Page and application data records

========

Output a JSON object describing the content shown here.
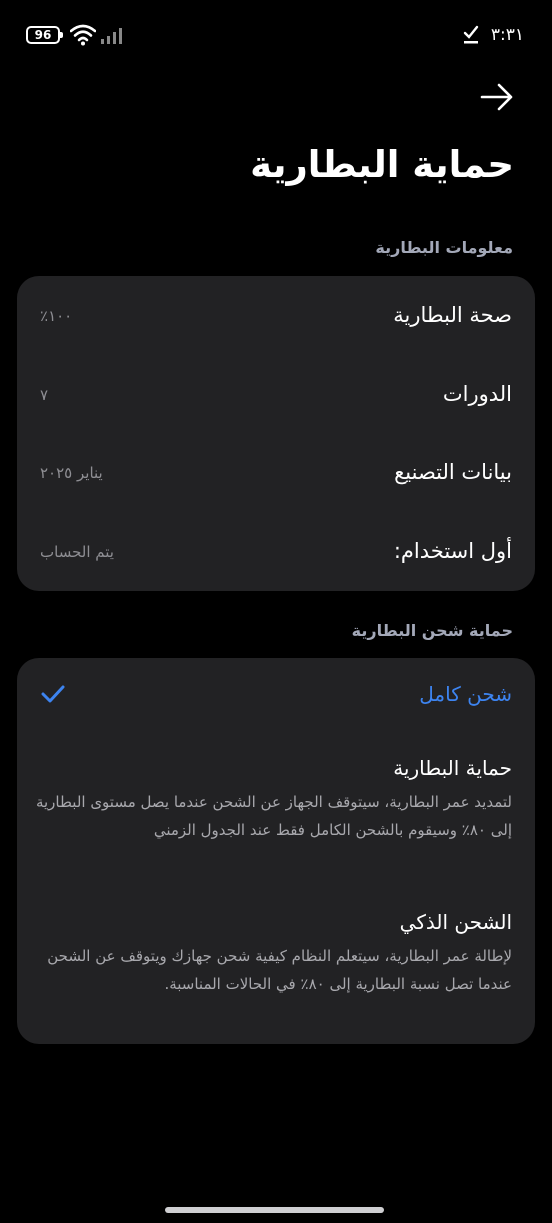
{
  "status_bar": {
    "battery_level": "96",
    "time": "٣:٣١",
    "icons": [
      "battery-icon",
      "wifi-icon",
      "signal-icon",
      "notification-check-icon"
    ]
  },
  "header": {
    "back_icon": "arrow-right-icon",
    "title": "حماية البطارية"
  },
  "battery_info": {
    "section_title": "معلومات البطارية",
    "rows": [
      {
        "label": "صحة البطارية",
        "value": "١٠٠٪"
      },
      {
        "label": "الدورات",
        "value": "٧"
      },
      {
        "label": "بيانات التصنيع",
        "value": "يناير ٢٠٢٥"
      },
      {
        "label": "أول استخدام:",
        "value": "يتم الحساب"
      }
    ]
  },
  "charging_protection": {
    "section_title": "حماية شحن البطارية",
    "options": [
      {
        "title": "شحن كامل",
        "description": "",
        "selected": true
      },
      {
        "title": "حماية البطارية",
        "description": "لتمديد عمر البطارية، سيتوقف الجهاز عن الشحن عندما يصل مستوى البطارية إلى ٨٠٪ وسيقوم بالشحن الكامل فقط عند الجدول الزمني",
        "selected": false
      },
      {
        "title": "الشحن الذكي",
        "description": "لإطالة عمر البطارية، سيتعلم النظام كيفية شحن جهازك ويتوقف عن الشحن عندما تصل نسبة البطارية إلى ٨٠٪ في الحالات المناسبة.",
        "selected": false
      }
    ]
  },
  "colors": {
    "background": "#000000",
    "card": "#222224",
    "accent": "#3d84f0",
    "secondary_text": "#8e8e93",
    "section_label": "#a3a8b8"
  }
}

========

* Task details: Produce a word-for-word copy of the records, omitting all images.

* Solved exercise:
Output a JSON object describing the content shown here.
{
  "status_bar": {
    "battery_level": "96",
    "time": "٣:٣١",
    "icons": [
      "battery-icon",
      "wifi-icon",
      "signal-icon",
      "notification-check-icon"
    ]
  },
  "header": {
    "back_icon": "arrow-right-icon",
    "title": "حماية البطارية"
  },
  "battery_info": {
    "section_title": "معلومات البطارية",
    "rows": [
      {
        "label": "صحة البطارية",
        "value": "١٠٠٪"
      },
      {
        "label": "الدورات",
        "value": "٧"
      },
      {
        "label": "بيانات التصنيع",
        "value": "يناير ٢٠٢٥"
      },
      {
        "label": "أول استخدام:",
        "value": "يتم الحساب"
      }
    ]
  },
  "charging_protection": {
    "section_title": "حماية شحن البطارية",
    "options": [
      {
        "title": "شحن كامل",
        "description": "",
        "selected": true
      },
      {
        "title": "حماية البطارية",
        "description": "لتمديد عمر البطارية، سيتوقف الجهاز عن الشحن عندما يصل مستوى البطارية إلى ٨٠٪ وسيقوم بالشحن الكامل فقط عند الجدول الزمني",
        "selected": false
      },
      {
        "title": "الشحن الذكي",
        "description": "لإطالة عمر البطارية، سيتعلم النظام كيفية شحن جهازك ويتوقف عن الشحن عندما تصل نسبة البطارية إلى ٨٠٪ في الحالات المناسبة.",
        "selected": false
      }
    ]
  },
  "colors": {
    "background": "#000000",
    "card": "#222224",
    "accent": "#3d84f0",
    "secondary_text": "#8e8e93",
    "section_label": "#a3a8b8"
  }
}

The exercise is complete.